A preposition creates relationships between words or phrases
Examples of prepositions are:
Prepositions often come before related words or phrases.
Put the book
on the table. ['On' shows the position of 'the book' in relation to 'the table'.]
During her time
in office, she launched 50 projects. ['During' refers to 'her time'; 'in' refers to 'office'.]
They had many discussions
about the restructure. ['About' refers to 'the restructure'.]
You can use some prepositions as a different type of word, depending on their function in the sentence. For example, 'down' can be a preposition, part of a verb or an adverb.
down the hill. ['Down' is a preposition.]
down from an all-time high. ['Down' is part of the phrasal verb 'came down'. 'From' is the preposition.]
down to the bottom of the page. ['Down' is an adverb describing the verb 'read'.]
Some words only work with specific prepositions
Not all prepositions work for every word or phrase. Some words are always followed by particular prepositions. For example, 'different' is always followed by 'to' or 'from', but not by 'than'. Check a dictionary if you are not sure.
different from that.
discussion about the program is continuing.
different than that.
discussion around the program is continuing.
The digital edition relates grammatical concepts to the principles of plain language.
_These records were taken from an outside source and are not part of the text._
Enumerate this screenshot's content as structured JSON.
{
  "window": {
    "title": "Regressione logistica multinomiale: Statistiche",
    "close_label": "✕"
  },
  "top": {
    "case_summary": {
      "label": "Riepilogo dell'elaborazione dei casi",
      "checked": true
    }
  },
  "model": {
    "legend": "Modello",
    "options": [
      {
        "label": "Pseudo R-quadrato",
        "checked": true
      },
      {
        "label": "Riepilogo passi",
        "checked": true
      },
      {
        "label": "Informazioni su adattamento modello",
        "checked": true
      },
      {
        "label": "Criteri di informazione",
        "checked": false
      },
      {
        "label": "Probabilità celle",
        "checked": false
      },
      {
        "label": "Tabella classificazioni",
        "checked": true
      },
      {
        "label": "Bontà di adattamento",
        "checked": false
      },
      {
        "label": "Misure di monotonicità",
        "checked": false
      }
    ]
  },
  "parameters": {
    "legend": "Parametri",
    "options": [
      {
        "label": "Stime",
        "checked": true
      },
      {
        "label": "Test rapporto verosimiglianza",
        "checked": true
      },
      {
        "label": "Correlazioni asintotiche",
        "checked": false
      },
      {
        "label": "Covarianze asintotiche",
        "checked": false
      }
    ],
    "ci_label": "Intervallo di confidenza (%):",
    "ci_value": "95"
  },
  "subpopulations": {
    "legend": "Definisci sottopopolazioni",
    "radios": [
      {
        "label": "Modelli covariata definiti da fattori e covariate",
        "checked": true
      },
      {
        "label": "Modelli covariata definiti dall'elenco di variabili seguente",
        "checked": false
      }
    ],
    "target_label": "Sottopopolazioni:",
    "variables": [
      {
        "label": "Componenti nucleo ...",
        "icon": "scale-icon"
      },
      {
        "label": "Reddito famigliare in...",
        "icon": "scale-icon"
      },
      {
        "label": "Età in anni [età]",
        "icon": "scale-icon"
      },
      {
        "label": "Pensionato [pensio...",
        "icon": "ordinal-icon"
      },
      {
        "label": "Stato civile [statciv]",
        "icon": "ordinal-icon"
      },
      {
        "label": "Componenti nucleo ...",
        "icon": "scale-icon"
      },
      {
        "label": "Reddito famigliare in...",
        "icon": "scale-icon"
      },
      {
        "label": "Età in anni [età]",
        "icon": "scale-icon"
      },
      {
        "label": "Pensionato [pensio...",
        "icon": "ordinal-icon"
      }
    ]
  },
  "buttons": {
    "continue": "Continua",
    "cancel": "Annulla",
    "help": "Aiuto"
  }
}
It relates word choice to grammatical information about types of words.
It provides an overview on types of words to introduce grammatical concepts about parts of speech and how they relate to sentence structure.
The sixth edition called types of words ‘word classes’. It had summary information about parts of speech on pages 68 to 70. This formed part of Chapter 5 on grammar.
The Content Guide did not have any in-depth information on grammatical concepts.
About this page
Dixon JC and Bolitho B (2005–2019a) Course notes and exercises: English grammar for writers, editors and policymakers, Centre for Continuing Education, Australian National University, Canberra.
Dixon JC and Bolitho B (2005–2019b) Report writing, Centre for Continuing Education, Australian National University, Canberra.
Murphy EM with Cadman H (2014) Effective writing: plain English at work, 2nd edn, Lacuna, Westgate.
Seely J (2001) Oxford everyday grammar, Oxford University Press, Oxford.
Stilman A (2004) Grammatically correct, Writer’s Digest Books, Ohio.
Truss L (2003) Eats, shoots and leaves: the zero tolerance approach to punctuation, Profile Books, London.
This page was updated Wednesday 9 September 2020.